Give back all of the data verbatim.
Exercise inputs START
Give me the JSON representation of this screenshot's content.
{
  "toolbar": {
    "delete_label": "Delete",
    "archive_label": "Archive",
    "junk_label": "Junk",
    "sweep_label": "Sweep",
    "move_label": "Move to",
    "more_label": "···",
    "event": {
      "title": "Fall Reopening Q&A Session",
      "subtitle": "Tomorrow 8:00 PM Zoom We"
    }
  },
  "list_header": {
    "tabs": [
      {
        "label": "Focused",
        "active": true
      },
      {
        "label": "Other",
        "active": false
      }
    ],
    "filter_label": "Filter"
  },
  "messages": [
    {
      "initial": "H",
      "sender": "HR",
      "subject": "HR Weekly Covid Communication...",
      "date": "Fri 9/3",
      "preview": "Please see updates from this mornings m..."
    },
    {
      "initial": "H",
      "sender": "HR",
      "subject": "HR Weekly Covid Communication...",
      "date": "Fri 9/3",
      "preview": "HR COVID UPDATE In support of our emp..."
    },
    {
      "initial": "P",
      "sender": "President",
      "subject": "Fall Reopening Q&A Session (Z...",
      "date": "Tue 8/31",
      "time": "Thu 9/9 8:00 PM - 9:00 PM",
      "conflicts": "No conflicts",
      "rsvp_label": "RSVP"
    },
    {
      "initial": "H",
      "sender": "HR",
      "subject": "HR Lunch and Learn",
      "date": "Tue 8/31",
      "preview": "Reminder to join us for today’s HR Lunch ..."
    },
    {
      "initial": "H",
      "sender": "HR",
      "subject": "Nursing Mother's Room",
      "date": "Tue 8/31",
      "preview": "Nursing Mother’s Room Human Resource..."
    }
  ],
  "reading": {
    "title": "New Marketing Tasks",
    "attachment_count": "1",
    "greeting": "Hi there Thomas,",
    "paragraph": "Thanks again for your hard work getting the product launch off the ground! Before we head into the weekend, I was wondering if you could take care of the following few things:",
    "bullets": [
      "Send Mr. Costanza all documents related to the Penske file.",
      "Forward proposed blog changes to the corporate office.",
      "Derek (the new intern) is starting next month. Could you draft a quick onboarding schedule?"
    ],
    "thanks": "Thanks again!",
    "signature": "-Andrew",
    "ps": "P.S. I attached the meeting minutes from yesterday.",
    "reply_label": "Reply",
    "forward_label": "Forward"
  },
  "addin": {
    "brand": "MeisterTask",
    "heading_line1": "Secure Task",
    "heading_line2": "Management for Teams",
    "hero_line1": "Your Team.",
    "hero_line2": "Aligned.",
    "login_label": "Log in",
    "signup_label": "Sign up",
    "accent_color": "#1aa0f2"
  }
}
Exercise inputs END
Task output:
Give me the JSON representation of this screenshot's content.
{
  "toolbar": {
    "delete_label": "Delete",
    "archive_label": "Archive",
    "junk_label": "Junk",
    "sweep_label": "Sweep",
    "move_label": "Move to",
    "more_label": "···",
    "event": {
      "title": "Fall Reopening Q&A Session",
      "subtitle": "Tomorrow 8:00 PM Zoom We"
    }
  },
  "list_header": {
    "tabs": [
      {
        "label": "Focused",
        "active": true
      },
      {
        "label": "Other",
        "active": false
      }
    ],
    "filter_label": "Filter"
  },
  "messages": [
    {
      "initial": "H",
      "sender": "HR",
      "subject": "HR Weekly Covid Communication...",
      "date": "Fri 9/3",
      "preview": "Please see updates from this mornings m..."
    },
    {
      "initial": "H",
      "sender": "HR",
      "subject": "HR Weekly Covid Communication...",
      "date": "Fri 9/3",
      "preview": "HR COVID UPDATE In support of our emp..."
    },
    {
      "initial": "P",
      "sender": "President",
      "subject": "Fall Reopening Q&A Session (Z...",
      "date": "Tue 8/31",
      "time": "Thu 9/9 8:00 PM - 9:00 PM",
      "conflicts": "No conflicts",
      "rsvp_label": "RSVP"
    },
    {
      "initial": "H",
      "sender": "HR",
      "subject": "HR Lunch and Learn",
      "date": "Tue 8/31",
      "preview": "Reminder to join us for today’s HR Lunch ..."
    },
    {
      "initial": "H",
      "sender": "HR",
      "subject": "Nursing Mother's Room",
      "date": "Tue 8/31",
      "preview": "Nursing Mother’s Room Human Resource..."
    }
  ],
  "reading": {
    "title": "New Marketing Tasks",
    "attachment_count": "1",
    "greeting": "Hi there Thomas,",
    "paragraph": "Thanks again for your hard work getting the product launch off the ground! Before we head into the weekend, I was wondering if you could take care of the following few things:",
    "bullets": [
      "Send Mr. Costanza all documents related to the Penske file.",
      "Forward proposed blog changes to the corporate office.",
      "Derek (the new intern) is starting next month. Could you draft a quick onboarding schedule?"
    ],
    "thanks": "Thanks again!",
    "signature": "-Andrew",
    "ps": "P.S. I attached the meeting minutes from yesterday.",
    "reply_label": "Reply",
    "forward_label": "Forward"
  },
  "addin": {
    "brand": "MeisterTask",
    "heading_line1": "Secure Task",
    "heading_line2": "Management for Teams",
    "hero_line1": "Your Team.",
    "hero_line2": "Aligned.",
    "login_label": "Log in",
    "signup_label": "Sign up",
    "accent_color": "#1aa0f2"
  }
}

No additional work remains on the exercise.